▶ EXERCISE DESCRIPTION
Go through the lines below and copy each one that holds the string "circle".

▶ INFORMATION PROVIDED

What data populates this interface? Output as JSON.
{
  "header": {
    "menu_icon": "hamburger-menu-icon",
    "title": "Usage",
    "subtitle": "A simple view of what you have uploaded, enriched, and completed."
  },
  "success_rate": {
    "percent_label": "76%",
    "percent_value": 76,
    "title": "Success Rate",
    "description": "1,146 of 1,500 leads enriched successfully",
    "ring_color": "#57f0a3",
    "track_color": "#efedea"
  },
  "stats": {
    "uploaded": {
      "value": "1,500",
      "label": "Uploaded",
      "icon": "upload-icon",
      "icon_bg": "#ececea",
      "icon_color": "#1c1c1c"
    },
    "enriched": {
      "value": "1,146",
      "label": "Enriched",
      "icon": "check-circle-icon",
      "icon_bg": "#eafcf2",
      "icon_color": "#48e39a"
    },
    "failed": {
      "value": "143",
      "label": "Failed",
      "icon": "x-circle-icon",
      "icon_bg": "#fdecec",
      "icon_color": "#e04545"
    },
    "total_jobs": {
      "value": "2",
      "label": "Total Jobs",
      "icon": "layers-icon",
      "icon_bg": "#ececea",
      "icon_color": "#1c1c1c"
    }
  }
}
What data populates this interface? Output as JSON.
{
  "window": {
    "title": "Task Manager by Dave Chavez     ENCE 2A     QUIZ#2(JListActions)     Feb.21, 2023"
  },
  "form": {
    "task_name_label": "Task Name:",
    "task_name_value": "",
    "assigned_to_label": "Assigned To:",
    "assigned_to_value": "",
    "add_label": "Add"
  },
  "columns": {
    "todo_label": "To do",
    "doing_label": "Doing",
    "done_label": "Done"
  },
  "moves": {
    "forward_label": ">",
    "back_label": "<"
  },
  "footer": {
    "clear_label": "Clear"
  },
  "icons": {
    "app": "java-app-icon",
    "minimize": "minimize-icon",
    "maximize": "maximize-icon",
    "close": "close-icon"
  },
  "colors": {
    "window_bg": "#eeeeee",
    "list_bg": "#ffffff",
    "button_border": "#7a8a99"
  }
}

▶ TASK SOLUTION
      "icon": "check-circle-icon",
      "icon": "x-circle-icon",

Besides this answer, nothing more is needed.